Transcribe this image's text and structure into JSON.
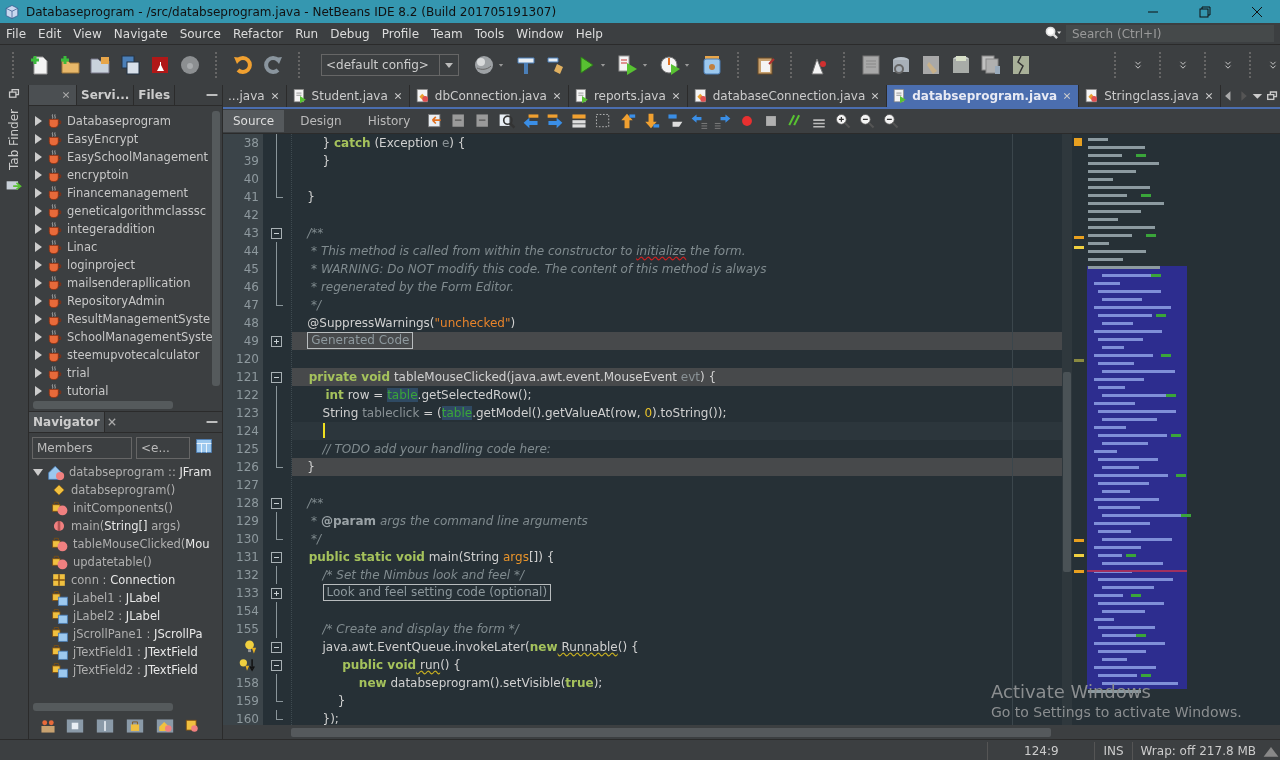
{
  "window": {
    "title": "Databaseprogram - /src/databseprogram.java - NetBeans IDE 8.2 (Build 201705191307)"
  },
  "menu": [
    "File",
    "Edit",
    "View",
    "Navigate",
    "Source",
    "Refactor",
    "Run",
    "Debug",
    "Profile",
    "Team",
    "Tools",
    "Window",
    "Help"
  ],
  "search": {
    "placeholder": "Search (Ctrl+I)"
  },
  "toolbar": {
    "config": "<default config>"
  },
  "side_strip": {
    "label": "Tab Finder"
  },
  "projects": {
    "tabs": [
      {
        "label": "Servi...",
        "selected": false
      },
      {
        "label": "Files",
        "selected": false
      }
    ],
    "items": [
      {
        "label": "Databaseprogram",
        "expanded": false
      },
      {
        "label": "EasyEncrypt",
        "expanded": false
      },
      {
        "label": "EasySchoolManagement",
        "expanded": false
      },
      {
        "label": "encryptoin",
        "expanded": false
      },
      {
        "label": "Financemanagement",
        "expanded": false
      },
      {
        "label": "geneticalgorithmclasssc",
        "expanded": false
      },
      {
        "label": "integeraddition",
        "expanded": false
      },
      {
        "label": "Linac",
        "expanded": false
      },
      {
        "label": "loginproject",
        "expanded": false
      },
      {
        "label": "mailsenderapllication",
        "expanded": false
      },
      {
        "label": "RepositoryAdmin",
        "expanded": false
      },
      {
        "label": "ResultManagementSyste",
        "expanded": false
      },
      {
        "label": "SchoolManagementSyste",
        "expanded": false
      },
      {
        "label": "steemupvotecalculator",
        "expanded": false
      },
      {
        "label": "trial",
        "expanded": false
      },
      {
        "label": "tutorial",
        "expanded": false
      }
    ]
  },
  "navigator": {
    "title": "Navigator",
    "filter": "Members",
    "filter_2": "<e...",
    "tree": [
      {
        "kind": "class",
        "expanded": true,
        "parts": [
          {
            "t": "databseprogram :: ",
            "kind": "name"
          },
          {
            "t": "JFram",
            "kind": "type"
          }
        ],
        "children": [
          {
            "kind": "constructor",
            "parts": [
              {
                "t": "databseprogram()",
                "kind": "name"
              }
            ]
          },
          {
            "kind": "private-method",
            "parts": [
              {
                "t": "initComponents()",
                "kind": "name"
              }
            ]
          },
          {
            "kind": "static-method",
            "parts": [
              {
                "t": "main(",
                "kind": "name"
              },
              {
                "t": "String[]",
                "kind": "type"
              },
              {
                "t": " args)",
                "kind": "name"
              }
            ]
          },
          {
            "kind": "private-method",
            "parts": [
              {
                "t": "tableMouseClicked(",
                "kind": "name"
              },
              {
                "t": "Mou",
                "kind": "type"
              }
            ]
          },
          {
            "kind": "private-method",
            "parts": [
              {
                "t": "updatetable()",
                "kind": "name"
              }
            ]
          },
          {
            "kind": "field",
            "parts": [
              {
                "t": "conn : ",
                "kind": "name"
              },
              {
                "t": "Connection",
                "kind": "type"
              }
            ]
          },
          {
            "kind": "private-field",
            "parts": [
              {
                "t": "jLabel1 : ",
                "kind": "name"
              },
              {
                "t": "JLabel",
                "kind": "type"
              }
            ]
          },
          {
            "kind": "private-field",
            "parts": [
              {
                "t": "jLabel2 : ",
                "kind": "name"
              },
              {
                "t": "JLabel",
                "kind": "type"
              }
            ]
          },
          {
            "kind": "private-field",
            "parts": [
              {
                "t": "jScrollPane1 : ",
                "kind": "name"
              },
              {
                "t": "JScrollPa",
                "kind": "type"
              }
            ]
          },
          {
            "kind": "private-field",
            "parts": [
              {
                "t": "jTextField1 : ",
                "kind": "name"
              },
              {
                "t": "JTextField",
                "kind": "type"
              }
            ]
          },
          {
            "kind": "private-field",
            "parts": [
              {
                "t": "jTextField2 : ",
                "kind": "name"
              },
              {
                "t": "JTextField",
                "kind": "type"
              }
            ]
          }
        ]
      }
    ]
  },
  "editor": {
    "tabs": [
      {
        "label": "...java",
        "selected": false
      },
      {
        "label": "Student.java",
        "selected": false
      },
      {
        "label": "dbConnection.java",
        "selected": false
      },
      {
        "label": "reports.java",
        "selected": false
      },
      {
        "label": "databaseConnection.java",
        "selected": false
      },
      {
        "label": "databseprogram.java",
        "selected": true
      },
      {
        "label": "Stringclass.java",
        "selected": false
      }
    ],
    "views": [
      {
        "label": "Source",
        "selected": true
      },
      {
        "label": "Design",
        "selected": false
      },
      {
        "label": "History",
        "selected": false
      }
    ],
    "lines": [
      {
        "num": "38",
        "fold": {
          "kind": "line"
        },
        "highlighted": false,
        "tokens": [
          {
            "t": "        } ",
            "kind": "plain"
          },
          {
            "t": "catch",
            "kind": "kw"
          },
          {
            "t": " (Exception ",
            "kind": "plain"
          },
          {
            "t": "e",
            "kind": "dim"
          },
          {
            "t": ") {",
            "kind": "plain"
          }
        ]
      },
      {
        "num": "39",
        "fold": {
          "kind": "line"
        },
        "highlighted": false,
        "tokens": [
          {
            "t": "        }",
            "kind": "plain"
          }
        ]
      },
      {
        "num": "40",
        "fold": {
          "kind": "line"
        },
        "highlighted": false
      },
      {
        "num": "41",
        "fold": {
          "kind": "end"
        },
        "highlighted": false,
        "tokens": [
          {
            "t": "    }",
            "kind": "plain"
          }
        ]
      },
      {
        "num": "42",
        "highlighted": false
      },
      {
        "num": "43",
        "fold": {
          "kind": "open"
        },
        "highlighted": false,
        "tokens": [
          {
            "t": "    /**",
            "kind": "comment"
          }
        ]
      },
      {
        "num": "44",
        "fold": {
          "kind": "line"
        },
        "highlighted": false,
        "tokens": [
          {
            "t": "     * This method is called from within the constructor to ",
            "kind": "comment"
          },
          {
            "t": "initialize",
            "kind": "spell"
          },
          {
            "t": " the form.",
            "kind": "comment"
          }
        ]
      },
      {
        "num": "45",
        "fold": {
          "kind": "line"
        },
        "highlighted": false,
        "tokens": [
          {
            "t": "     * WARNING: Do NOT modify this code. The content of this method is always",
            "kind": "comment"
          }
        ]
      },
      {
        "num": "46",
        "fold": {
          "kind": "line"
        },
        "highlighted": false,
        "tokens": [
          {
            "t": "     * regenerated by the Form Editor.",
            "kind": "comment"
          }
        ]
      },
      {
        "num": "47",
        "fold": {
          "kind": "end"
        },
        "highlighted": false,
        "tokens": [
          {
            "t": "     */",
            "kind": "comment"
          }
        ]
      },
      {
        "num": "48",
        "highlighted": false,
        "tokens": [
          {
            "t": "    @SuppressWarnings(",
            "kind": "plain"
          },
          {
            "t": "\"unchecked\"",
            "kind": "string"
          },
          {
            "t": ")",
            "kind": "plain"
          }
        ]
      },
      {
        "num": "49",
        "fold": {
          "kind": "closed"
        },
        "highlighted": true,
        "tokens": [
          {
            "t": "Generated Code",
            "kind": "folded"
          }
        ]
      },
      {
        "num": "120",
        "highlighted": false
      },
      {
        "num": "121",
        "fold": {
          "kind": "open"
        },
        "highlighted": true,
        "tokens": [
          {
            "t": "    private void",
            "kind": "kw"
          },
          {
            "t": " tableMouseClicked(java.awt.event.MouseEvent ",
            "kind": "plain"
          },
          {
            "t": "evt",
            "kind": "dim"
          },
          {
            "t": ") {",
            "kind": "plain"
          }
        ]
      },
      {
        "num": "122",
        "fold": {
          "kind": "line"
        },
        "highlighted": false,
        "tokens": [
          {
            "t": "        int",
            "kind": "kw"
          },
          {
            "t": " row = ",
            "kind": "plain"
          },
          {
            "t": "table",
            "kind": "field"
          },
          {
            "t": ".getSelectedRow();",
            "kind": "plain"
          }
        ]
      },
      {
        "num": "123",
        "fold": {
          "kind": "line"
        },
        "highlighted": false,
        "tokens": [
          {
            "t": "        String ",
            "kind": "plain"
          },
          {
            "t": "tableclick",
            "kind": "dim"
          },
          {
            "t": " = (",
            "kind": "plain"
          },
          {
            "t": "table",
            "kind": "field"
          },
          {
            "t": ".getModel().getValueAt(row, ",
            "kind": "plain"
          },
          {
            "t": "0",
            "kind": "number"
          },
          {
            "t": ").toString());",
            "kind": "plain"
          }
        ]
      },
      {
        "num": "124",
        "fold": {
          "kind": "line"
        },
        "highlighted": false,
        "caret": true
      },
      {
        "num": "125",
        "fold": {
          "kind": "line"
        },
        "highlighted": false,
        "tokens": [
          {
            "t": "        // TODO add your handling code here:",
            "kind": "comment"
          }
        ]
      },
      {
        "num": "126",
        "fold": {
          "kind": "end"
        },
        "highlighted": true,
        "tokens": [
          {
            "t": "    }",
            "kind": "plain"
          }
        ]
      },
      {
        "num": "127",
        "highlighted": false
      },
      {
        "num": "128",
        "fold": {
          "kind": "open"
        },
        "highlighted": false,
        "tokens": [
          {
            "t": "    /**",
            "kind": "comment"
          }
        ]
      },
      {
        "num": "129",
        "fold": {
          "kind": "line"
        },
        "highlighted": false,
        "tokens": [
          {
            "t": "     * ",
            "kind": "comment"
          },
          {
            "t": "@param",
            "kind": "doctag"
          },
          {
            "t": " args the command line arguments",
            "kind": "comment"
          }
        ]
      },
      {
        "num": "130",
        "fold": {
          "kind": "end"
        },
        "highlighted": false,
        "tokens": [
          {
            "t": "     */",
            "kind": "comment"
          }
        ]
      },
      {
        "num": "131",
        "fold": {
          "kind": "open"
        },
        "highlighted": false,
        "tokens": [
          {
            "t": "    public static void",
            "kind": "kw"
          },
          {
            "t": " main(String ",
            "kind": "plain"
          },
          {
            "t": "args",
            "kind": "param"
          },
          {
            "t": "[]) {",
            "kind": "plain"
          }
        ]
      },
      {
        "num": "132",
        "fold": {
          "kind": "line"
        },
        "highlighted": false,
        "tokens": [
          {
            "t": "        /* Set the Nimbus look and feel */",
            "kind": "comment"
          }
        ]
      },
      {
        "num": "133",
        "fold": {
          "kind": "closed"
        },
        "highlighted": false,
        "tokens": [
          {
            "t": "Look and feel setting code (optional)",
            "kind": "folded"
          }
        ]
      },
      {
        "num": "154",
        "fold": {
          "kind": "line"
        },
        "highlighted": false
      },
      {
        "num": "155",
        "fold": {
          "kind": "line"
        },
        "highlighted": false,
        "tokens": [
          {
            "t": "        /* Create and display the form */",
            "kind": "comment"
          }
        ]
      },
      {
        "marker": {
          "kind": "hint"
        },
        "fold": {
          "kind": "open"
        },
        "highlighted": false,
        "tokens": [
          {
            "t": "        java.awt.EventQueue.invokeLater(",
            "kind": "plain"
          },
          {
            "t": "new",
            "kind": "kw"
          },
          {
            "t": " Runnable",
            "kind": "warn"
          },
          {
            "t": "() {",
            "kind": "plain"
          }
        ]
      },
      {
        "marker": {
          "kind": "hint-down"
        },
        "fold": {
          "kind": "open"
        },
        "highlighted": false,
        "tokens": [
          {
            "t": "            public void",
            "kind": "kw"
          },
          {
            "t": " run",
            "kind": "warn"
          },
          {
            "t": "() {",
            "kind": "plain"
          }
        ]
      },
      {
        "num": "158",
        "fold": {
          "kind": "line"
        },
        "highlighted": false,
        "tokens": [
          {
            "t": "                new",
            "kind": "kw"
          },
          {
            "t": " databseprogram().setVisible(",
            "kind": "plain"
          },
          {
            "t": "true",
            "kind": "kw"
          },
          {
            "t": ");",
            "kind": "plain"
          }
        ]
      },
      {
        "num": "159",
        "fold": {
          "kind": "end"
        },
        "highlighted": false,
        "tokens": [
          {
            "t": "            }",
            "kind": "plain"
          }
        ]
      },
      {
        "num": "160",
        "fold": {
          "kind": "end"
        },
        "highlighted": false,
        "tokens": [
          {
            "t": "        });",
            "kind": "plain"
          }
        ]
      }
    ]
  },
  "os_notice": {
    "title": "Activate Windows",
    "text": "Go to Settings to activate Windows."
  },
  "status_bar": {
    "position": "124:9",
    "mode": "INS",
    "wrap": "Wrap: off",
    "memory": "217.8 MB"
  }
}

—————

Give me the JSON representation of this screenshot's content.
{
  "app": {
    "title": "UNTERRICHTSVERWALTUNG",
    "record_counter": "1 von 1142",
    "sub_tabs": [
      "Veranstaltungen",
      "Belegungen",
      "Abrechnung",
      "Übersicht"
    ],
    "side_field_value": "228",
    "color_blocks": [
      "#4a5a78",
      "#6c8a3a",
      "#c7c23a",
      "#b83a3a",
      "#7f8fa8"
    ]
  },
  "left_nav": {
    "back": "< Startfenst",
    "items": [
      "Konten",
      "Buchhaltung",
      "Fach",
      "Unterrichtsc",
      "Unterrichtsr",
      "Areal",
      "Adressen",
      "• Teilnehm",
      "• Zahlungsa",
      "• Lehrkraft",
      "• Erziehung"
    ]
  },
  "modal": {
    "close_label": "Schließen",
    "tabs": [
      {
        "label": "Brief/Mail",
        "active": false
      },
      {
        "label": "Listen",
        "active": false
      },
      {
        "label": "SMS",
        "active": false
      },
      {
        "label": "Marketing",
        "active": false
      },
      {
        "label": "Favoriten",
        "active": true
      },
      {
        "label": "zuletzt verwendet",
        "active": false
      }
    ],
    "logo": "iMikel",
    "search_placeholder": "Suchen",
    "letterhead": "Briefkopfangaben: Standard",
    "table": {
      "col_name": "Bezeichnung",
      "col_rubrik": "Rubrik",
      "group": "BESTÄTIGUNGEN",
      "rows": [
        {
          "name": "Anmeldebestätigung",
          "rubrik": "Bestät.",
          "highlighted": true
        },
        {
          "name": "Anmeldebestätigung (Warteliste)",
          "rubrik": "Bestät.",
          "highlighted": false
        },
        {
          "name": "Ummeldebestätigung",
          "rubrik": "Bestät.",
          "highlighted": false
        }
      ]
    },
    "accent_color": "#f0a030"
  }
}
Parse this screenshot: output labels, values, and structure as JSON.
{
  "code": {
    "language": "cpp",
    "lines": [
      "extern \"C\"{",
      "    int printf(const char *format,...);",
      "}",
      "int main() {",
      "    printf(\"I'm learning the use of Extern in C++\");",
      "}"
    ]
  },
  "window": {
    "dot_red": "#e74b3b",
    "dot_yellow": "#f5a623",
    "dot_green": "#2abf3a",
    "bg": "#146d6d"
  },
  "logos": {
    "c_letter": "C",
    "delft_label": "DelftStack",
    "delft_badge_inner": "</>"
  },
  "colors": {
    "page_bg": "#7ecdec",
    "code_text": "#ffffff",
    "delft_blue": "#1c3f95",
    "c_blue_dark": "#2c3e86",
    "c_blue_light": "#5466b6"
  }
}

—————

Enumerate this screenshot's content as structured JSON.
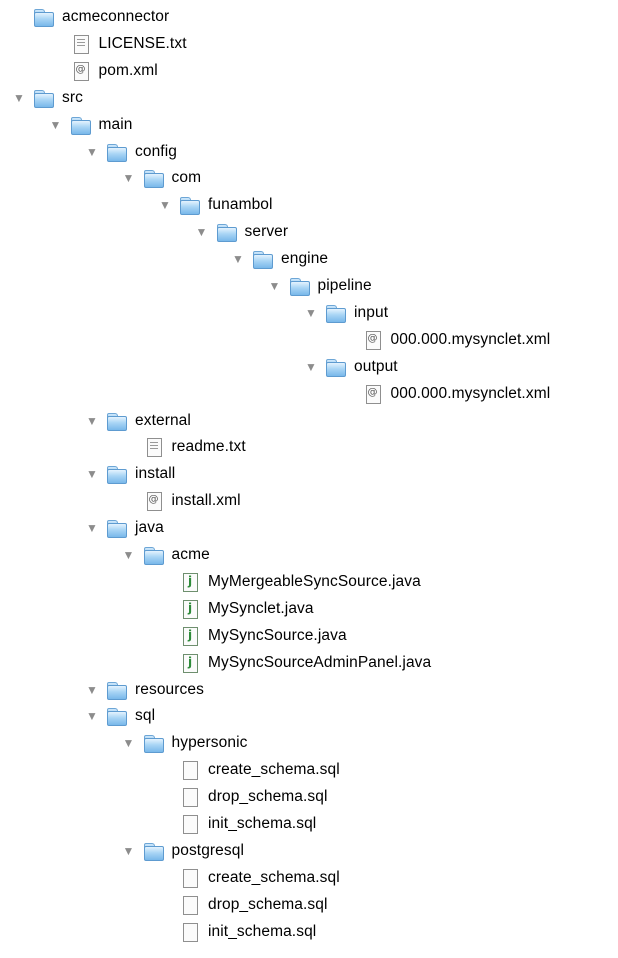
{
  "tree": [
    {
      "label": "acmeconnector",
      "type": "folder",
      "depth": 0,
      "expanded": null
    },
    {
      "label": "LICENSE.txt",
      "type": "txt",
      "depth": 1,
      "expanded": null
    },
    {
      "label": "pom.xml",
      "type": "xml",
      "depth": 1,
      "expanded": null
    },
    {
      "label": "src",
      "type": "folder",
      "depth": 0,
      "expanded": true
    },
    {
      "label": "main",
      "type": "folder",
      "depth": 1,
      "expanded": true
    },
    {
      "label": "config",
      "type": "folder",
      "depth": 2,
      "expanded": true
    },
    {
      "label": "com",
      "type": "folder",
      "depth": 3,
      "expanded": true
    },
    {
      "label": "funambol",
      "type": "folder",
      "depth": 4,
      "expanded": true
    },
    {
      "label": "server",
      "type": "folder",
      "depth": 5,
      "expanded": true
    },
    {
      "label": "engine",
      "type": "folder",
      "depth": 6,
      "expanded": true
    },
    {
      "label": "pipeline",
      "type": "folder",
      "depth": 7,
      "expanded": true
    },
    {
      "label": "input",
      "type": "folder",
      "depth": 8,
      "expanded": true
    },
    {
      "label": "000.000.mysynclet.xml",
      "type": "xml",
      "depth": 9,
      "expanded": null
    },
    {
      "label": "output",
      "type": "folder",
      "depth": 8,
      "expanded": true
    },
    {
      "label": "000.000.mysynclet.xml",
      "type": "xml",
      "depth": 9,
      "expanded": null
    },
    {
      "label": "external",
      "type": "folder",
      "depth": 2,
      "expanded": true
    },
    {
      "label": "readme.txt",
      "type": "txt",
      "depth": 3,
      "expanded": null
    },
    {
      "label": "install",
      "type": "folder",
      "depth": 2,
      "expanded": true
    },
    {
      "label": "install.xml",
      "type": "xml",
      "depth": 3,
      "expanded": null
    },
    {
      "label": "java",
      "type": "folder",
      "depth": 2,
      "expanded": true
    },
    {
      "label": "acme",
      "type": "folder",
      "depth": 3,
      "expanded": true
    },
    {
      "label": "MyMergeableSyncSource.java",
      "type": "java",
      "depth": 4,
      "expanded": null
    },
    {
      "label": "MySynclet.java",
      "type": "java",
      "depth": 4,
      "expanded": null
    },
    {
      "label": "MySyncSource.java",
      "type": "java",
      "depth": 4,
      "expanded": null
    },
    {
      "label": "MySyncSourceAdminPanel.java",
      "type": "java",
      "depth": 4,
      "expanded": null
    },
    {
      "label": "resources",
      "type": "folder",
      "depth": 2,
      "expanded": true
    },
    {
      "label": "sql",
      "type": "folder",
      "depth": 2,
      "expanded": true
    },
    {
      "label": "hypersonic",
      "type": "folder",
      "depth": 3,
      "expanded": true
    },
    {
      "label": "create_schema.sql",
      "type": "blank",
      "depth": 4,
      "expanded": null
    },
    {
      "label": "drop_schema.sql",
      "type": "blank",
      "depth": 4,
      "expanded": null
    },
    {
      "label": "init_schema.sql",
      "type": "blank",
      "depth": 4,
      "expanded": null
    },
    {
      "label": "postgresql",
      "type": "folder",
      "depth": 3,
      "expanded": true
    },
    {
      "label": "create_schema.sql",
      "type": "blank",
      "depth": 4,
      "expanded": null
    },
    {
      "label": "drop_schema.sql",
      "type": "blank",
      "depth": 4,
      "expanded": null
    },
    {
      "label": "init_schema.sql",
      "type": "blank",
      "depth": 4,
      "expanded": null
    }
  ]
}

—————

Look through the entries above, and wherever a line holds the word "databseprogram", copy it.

§ **Response below**
    "title": "Databaseprogram - /src/databseprogram.java - NetBeans IDE 8.2 (Build 201705191307)"
            "t": "databseprogram :: ",
                "t": "databseprogram()",
        "label": "databseprogram.java",
            "t": " databseprogram().setVisible(",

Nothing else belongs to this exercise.